A U.S. Congressional report has shed new light on massive infusions of suspect money into the United States by people in the inner circles of power in the impoverished African oil-producing countries of Gabon, Equatorial Guinea, Nigeria and Angola.
The more than 300-page report follows two years of investigations into how lawyers, lobbyists, real estate agents and others in the United States have helped hide the existence of hundreds-of-millions of dollars coming from people in or close to power in African oil-producing nations, where despite oil wealth, endemic poverty persists. The report does not accuse those cited of breaking any U.S. laws.
In 2001, the U.S. Congress passed the Patriot Act, which included anti-money laundering regulations pertaining to financial institutions, but the report says there are loopholes that have allowed suspicious funds to be funneled into the United States.
The report cites individuals, including the wife of former Nigerian Vice-President Atiku Abubakar, American Jennifer Douglas. She is alleged to have helped bring $40 million in suspect funds into the United States. The report says that, at one point, the Wachovia Bank failed to identify her as a so-called "politically exposed person" who might be moving illicit cash.
The son of Equatorial Guinea's president, Teodore Nguema Obiang Mangue, is alleged to have brought in more than $100 million with the help of several U.S. lawyers. The report says they set up shell companies with names such as Sweet Pink, with no employees, to move money around.
The report also says the late long-time president of Gabon, Omar Bongo, and his son, Ali, who is now president, paid millions to hire an American lobbyist, Jeffrey Birrell, to help secure the purchases of military transport aircraft and armored vehicles.
At a recent hearing presenting the report, the chairman of the U.S. Senate Permanent Subcommittee on Investigations, Senator Carl Levin, underlined the importance of stopping the flow of laundered money from a local and global perspective. "Corruption is a cancer, which corodes the rule of law, undermines economic development and eats away at the fabric of civil society. In extreme cases, corruption can destabilize communities and lead to failed states, lawlessness and terrorism. If you want to credibly lead efforts to stop illegal money abroad, we have got to stop it here at home, as well," he said.
Several American lawyers invited to testify declined to do so. Some have rejected allegations of any wrongdoing through previous statements.
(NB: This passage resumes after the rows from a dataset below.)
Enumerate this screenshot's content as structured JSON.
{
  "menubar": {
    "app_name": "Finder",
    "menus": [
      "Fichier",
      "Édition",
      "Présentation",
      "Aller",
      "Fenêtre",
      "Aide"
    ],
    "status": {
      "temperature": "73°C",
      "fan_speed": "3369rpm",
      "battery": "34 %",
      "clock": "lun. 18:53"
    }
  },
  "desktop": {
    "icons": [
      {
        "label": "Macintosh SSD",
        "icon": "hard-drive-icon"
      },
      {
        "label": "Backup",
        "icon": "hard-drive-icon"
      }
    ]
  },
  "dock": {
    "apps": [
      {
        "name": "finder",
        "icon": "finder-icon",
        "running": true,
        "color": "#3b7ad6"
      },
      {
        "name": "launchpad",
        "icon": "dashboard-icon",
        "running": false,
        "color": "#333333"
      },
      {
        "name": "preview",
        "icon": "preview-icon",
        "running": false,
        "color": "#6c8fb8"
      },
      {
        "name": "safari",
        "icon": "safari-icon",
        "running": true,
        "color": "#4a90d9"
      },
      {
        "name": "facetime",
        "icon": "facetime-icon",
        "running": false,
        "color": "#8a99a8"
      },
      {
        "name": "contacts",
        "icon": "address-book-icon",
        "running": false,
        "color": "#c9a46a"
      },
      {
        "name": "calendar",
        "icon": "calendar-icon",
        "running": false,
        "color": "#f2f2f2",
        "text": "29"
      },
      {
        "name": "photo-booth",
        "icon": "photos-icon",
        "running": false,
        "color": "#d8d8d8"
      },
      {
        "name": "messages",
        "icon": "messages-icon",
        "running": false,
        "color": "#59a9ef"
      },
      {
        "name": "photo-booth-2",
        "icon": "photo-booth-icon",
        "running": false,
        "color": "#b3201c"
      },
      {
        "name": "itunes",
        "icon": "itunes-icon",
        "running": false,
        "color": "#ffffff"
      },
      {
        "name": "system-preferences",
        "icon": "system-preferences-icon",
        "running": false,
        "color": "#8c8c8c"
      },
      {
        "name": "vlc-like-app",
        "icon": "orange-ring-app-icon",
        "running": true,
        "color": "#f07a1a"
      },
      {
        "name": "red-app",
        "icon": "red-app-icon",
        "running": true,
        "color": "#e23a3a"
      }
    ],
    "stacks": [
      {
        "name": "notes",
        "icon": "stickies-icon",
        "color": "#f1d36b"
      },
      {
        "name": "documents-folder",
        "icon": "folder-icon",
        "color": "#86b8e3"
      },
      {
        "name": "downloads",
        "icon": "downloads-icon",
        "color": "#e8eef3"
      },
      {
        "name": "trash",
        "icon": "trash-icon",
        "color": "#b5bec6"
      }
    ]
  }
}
African leaders and their relatives who have faced these types of inquiries in France before have denied any money moved out of their countries was transferred illegally.
Wiecher Mandemaker, the director of anti-money laundering at HSBC Bank USA, did testify. The Congressional report looked into his bank's dealing with the Bongo family as well as with Angola's central bank. He answered a question asked by the subcommittee's Republican ranking member, Senator Tom Coburn. "We will take a close look at this report. If we believe there are opportunities to improve on our activities, I am sure that we will do so and quite frankly, Senator, we are not perfect, but I do believe that we are one of the leading institutions, especially when it comes to identifying appropriate anti-money laundering practices, not doing business with individuals that we should not be doing business with, and I am quite proud to be a part of that institution," he said.
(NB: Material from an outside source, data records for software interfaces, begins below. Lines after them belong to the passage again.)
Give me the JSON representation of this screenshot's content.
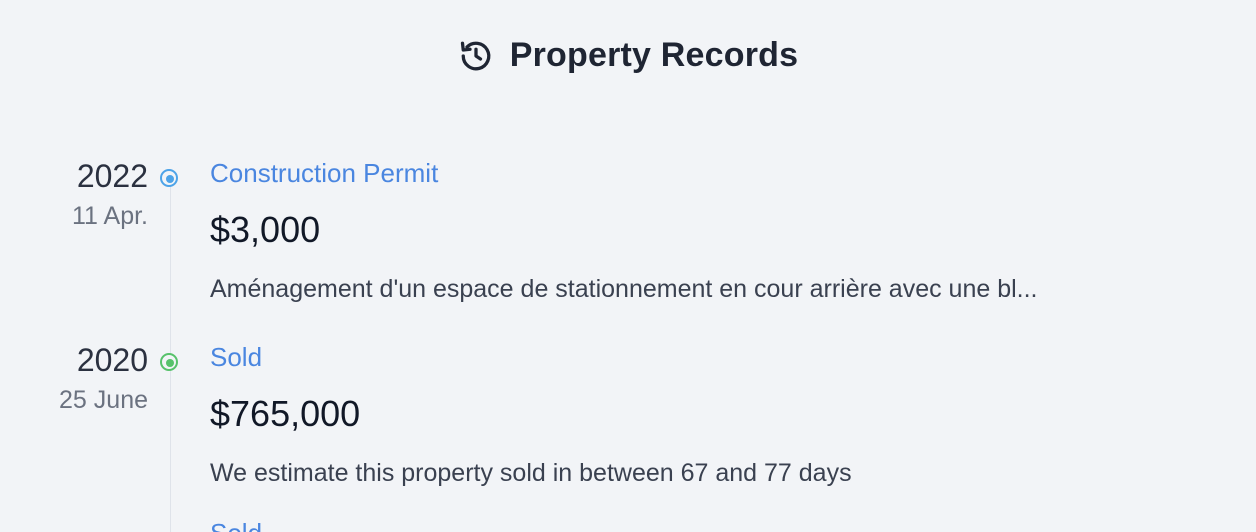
{
  "header": {
    "title": "Property Records",
    "icon": "history-icon"
  },
  "records": [
    {
      "year": "2022",
      "day": "11 Apr.",
      "type": "Construction Permit",
      "price": "$3,000",
      "description": "Aménagement d'un espace de stationnement en cour arrière avec une bl...",
      "dot_color": "#4da3e8"
    },
    {
      "year": "2020",
      "day": "25 June",
      "type": "Sold",
      "price": "$765,000",
      "description": "We estimate this property sold in between 67 and 77 days",
      "dot_color": "#57c26b"
    },
    {
      "type": "Sold"
    }
  ],
  "colors": {
    "background": "#f2f4f7",
    "accent": "#4a86e0",
    "text": "#1f2533"
  }
}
Senator Coburn said, because others had refused to testify, the investigation needed to be pursued. He also praised Senator Levin for pushing for tougher anti-money laundering legislation. "(There is) much to be found in the future about what has been going on in the past. I congratulate you. I think you are well on the way with your bill that you are introducing, which I hope we can work out, and that I can co-sponsor. I think we are there. I think maybe we need a little more balance in terms of not inhibiting regular trade, but I look forward to working with you on that," he said.
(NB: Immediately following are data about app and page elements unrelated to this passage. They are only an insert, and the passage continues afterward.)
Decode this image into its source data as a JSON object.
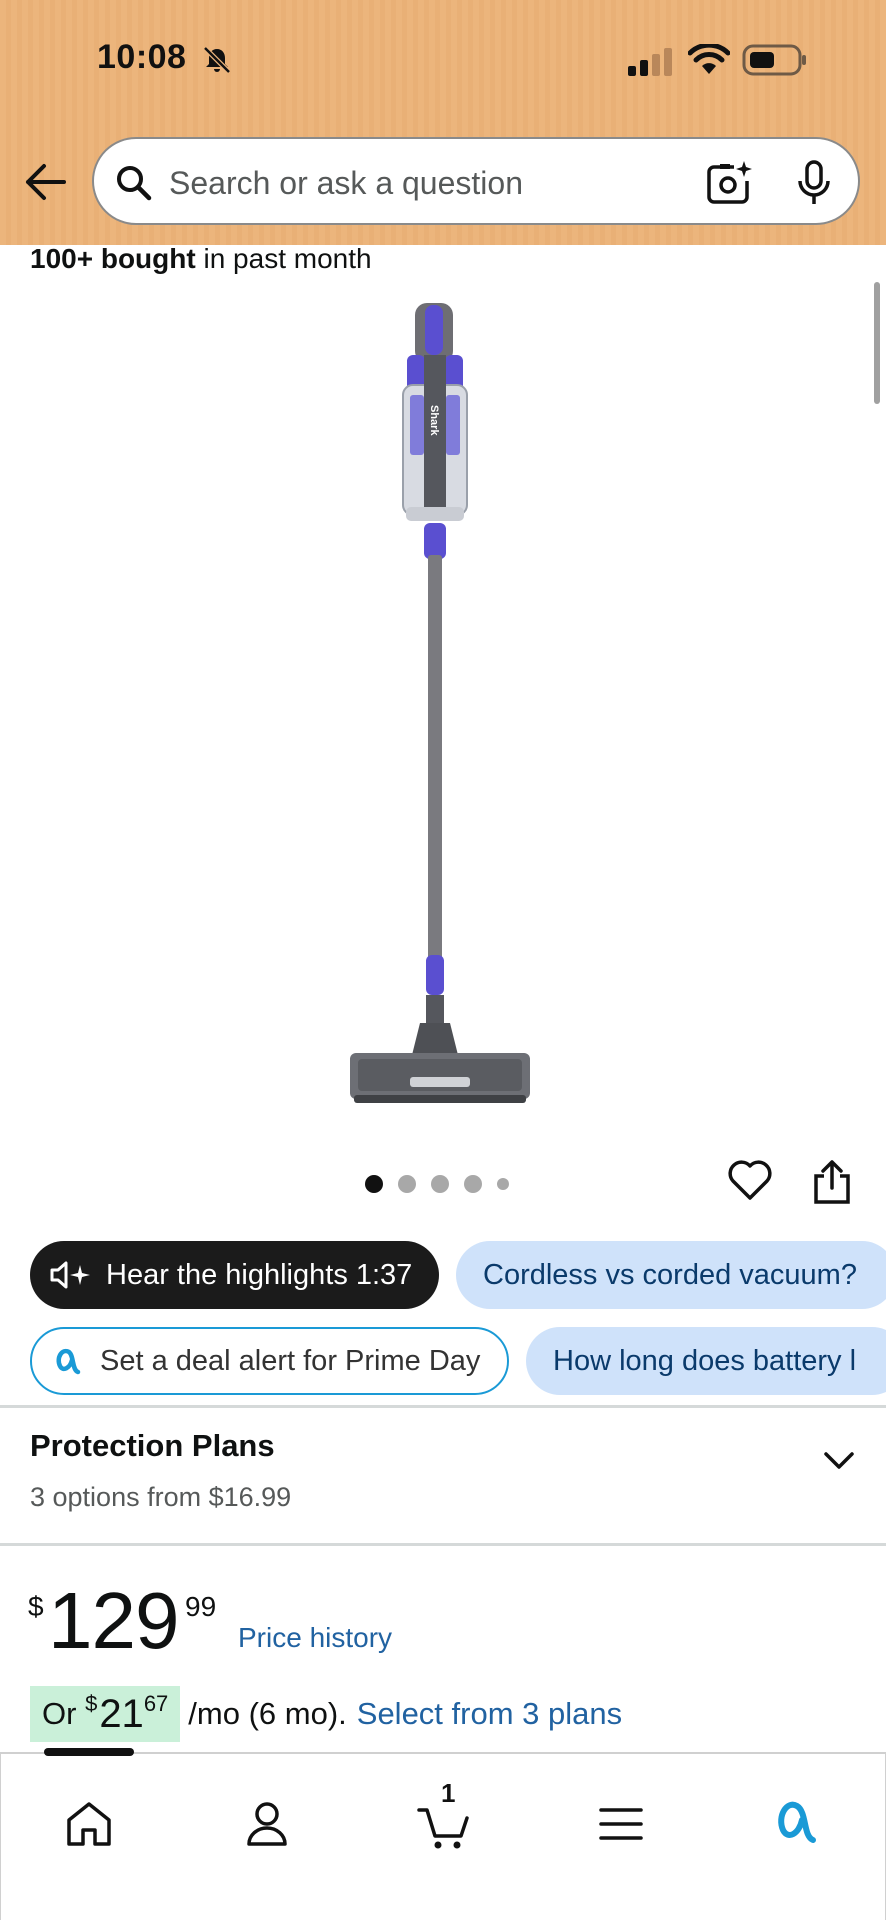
{
  "status_bar": {
    "time": "10:08"
  },
  "search": {
    "placeholder": "Search or ask a question"
  },
  "product": {
    "bought_strong": "100+ bought",
    "bought_rest": " in past month",
    "image_brand_text": "Shark",
    "image_count": 5,
    "active_image_index": 0
  },
  "chips": {
    "highlights": "Hear the highlights 1:37",
    "cordless": "Cordless vs corded vacuum?",
    "deal_alert": "Set a deal alert for Prime Day",
    "battery": "How long does battery l"
  },
  "protection": {
    "title": "Protection Plans",
    "subtitle": "3 options from $16.99"
  },
  "price": {
    "symbol": "$",
    "whole": "129",
    "fraction": "99",
    "history_link": "Price history"
  },
  "installment": {
    "prefix": "Or ",
    "symbol": "$",
    "whole": "21",
    "fraction": "67",
    "term": "/mo (6 mo).",
    "link": "Select from 3 plans"
  },
  "bottom_nav": {
    "cart_count": "1",
    "items": [
      "home-icon",
      "account-icon",
      "cart-icon",
      "menu-icon",
      "alexa-icon"
    ]
  },
  "colors": {
    "header_bg": "#ecb57c",
    "link": "#2162a1",
    "chip_blue": "#cfe2fa",
    "installment_green": "#caf0d9",
    "alexa_blue": "#1a9ad6"
  }
}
The bill is intended to further curb the use of American institutions by foreign officials found to be corrupt, as well as set up new rules to increase corporate transparency.